* _Work request_
Which lines below include the string "JSON"? Please show each one.

Items from an interface collection:
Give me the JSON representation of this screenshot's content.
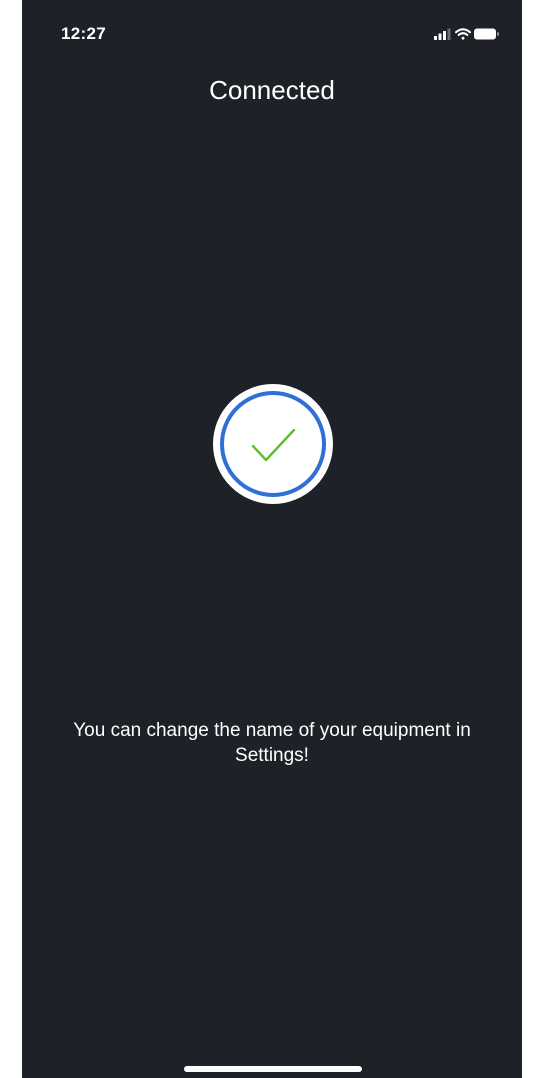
{
  "status_bar": {
    "time": "12:27",
    "icons": [
      "cellular-signal-icon",
      "wifi-icon",
      "battery-icon"
    ]
  },
  "header": {
    "title": "Connected"
  },
  "status_indicator": {
    "icon": "checkmark-icon",
    "ring_color": "#2f6fd6",
    "check_color": "#5cc02a"
  },
  "message": {
    "text": "You can change the name of your equipment in Settings!"
  },
  "colors": {
    "background": "#1f2128",
    "text": "#ffffff"
  }
}
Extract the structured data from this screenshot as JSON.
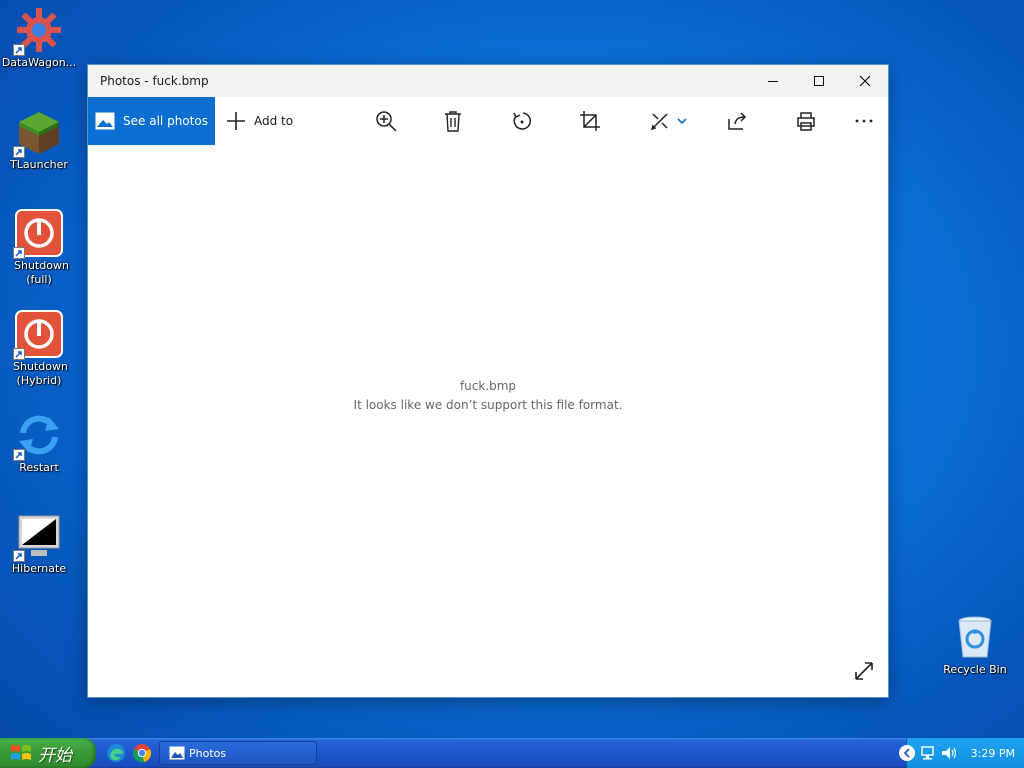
{
  "desktop": {
    "icons": [
      {
        "label": "DataWagon..."
      },
      {
        "label": "TLauncher"
      },
      {
        "label": "Shutdown (full)"
      },
      {
        "label": "Shutdown (Hybrid)"
      },
      {
        "label": "Restart"
      },
      {
        "label": "Hibernate"
      },
      {
        "label": "Recycle Bin"
      }
    ]
  },
  "window": {
    "title": "Photos - fuck.bmp",
    "toolbar": {
      "see_all_photos": "See all photos",
      "add_to": "Add to"
    },
    "message": {
      "filename": "fuck.bmp",
      "error": "It looks like we don’t support this file format."
    }
  },
  "taskbar": {
    "start_label": "开始",
    "task_label": "Photos",
    "clock": "3:29 PM"
  },
  "colors": {
    "accent": "#0a6fd1",
    "taskbar": "#1f56c9",
    "start_green": "#3a9b37"
  }
}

* _The answer_
Give me the JSON representation of this screenshot's content.
Extract the structured data from this screenshot as JSON.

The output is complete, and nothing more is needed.